Modern yoga focuses on the physical postures and indeed this is where most western yoga classes focus their attention. This is a result of Krishnamacharya who lived between 1888 and 1989 – 101 years! He was a great teacher who taught B. K. S. Iyengar (Iyengar Yoga), Patabi Jois (Ashtanga Vinyasa Yoga) and his son T. K. V. Desikachar (Viniyoga). These are some of the great Hatha Yoga ‘brands’ which most people who practice yoga are aware of.

So what are the benefits of practicing yoga?

There are so many. It is great for curing bad backs, by helping to improve core strength around the abdomen, and in doing so it helps to improve posture. It also helps to stretch and strengthen muscles in a way which helps to heal injuries, or simply just stops muscles aching as a result of hard physical exercise, leading to greater flexibility.

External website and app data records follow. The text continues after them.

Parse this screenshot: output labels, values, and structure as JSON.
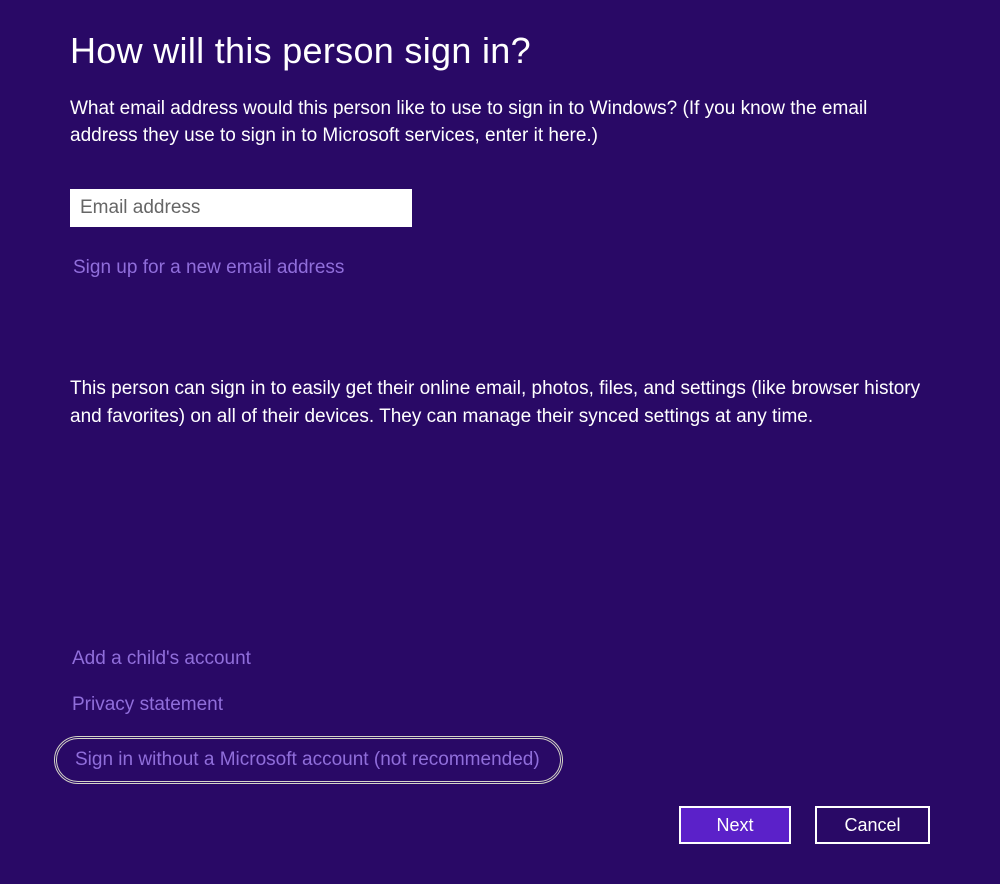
{
  "header": {
    "title": "How will this person sign in?"
  },
  "main": {
    "description": "What email address would this person like to use to sign in to Windows? (If you know the email address they use to sign in to Microsoft services, enter it here.)",
    "email_placeholder": "Email address",
    "email_value": "",
    "signup_link": "Sign up for a new email address",
    "info_text": "This person can sign in to easily get their online email, photos, files, and settings (like browser history and favorites) on all of their devices. They can manage their synced settings at any time."
  },
  "footer": {
    "links": {
      "add_child": "Add a child's account",
      "privacy": "Privacy statement",
      "no_account": "Sign in without a Microsoft account (not recommended)"
    },
    "buttons": {
      "next": "Next",
      "cancel": "Cancel"
    }
  },
  "colors": {
    "background": "#290966",
    "text": "#ffffff",
    "link": "#906edb",
    "primaryButton": "#5b21c9",
    "highlight": "#d4d4c8"
  }
}
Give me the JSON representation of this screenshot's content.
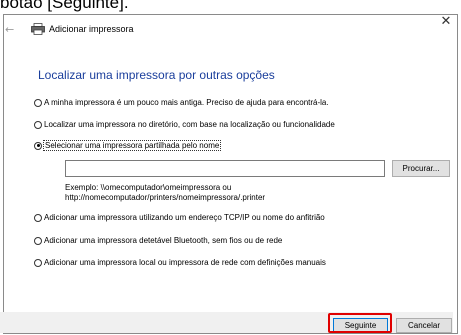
{
  "caption": "botão [Seguinte].",
  "window": {
    "header_title": "Adicionar impressora",
    "close_glyph": "✕",
    "back_glyph": "←"
  },
  "section_title": "Localizar uma impressora por outras opções",
  "options": [
    {
      "label": "A minha impressora é um pouco mais antiga. Preciso de ajuda para encontrá-la.",
      "checked": false
    },
    {
      "label": "Localizar uma impressora no diretório, com base na localização ou funcionalidade",
      "checked": false
    },
    {
      "label": "Selecionar uma impressora partilhada pelo nome",
      "checked": true
    },
    {
      "label": "Adicionar uma impressora utilizando um endereço TCP/IP ou nome do anfitrião",
      "checked": false
    },
    {
      "label": "Adicionar uma impressora detetável Bluetooth, sem fios ou de rede",
      "checked": false
    },
    {
      "label": "Adicionar uma impressora local ou impressora de rede com definições manuais",
      "checked": false
    }
  ],
  "share_input": {
    "value": ""
  },
  "browse_label": "Procurar...",
  "example_line1": "Exemplo: \\\\omecomputador\\omeimpressora ou",
  "example_line2": "http://nomecomputador/printers/nomeimpressora/.printer",
  "buttons": {
    "next_label": "Seguinte",
    "cancel_label": "Cancelar"
  },
  "colors": {
    "title_blue": "#1a3e9c",
    "highlight_red": "#e00000",
    "button_border_blue": "#0078d7"
  }
}
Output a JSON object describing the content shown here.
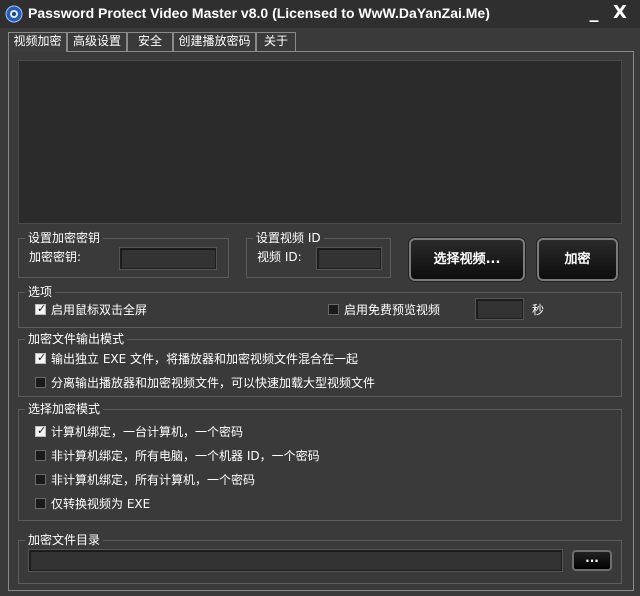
{
  "window": {
    "title": "Password Protect Video Master v8.0 (Licensed to WwW.DaYanZai.Me)",
    "minimize_label": "_",
    "close_label": "X"
  },
  "tabs": [
    {
      "label": "视频加密",
      "active": true
    },
    {
      "label": "高级设置",
      "active": false
    },
    {
      "label": "安全",
      "active": false
    },
    {
      "label": "创建播放密码",
      "active": false
    },
    {
      "label": "关于",
      "active": false
    }
  ],
  "encryption_key": {
    "group_title": "设置加密密钥",
    "label": "加密密钥:",
    "value": ""
  },
  "video_id": {
    "group_title": "设置视频 ID",
    "label": "视频 ID:",
    "value": ""
  },
  "buttons": {
    "select_video": "选择视频...",
    "encrypt": "加密",
    "browse": "..."
  },
  "options": {
    "group_title": "选项",
    "fullscreen_label": "启用鼠标双击全屏",
    "fullscreen_checked": true,
    "free_preview_label": "启用免费预览视频",
    "free_preview_checked": false,
    "preview_seconds": "",
    "seconds_unit": "秒"
  },
  "output_mode": {
    "group_title": "加密文件输出模式",
    "items": [
      {
        "label": "输出独立 EXE 文件，将播放器和加密视频文件混合在一起",
        "checked": true
      },
      {
        "label": "分离输出播放器和加密视频文件，可以快速加载大型视频文件",
        "checked": false
      }
    ]
  },
  "encrypt_mode": {
    "group_title": "选择加密模式",
    "items": [
      {
        "label": "计算机绑定，一台计算机，一个密码",
        "checked": true
      },
      {
        "label": "非计算机绑定，所有电脑，一个机器 ID，一个密码",
        "checked": false
      },
      {
        "label": "非计算机绑定，所有计算机，一个密码",
        "checked": false
      },
      {
        "label": "仅转换视频为 EXE",
        "checked": false
      }
    ]
  },
  "output_dir": {
    "group_title": "加密文件目录",
    "value": ""
  }
}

Yoga helps to heal from within by helping to release physical and mental tensions, resulting in less anxiety. This leads to more energy and a stronger immune system, better sleep, better moods, more focus and vitality. It is interesting that people who practice yoga on a regular basis just don’t get ill as often. Even those who come to a class once a week always sleep really well on that night.

The physical postures help to stretch and strengthen the muscles, and open up the joints to allow circulation of synovial fluid which helps to lubricate and nourish these areas. By bending and stretching, the internal organs are massaged and the nerves are toned. The heart rate increases and the lungs are expanded which helps to develop greater lung capacity.

All of this helps to purify the body by releasing chemical and mental toxins which helps to relax the body and mind relating in less anxiety, more positive thoughts and greater self acceptance.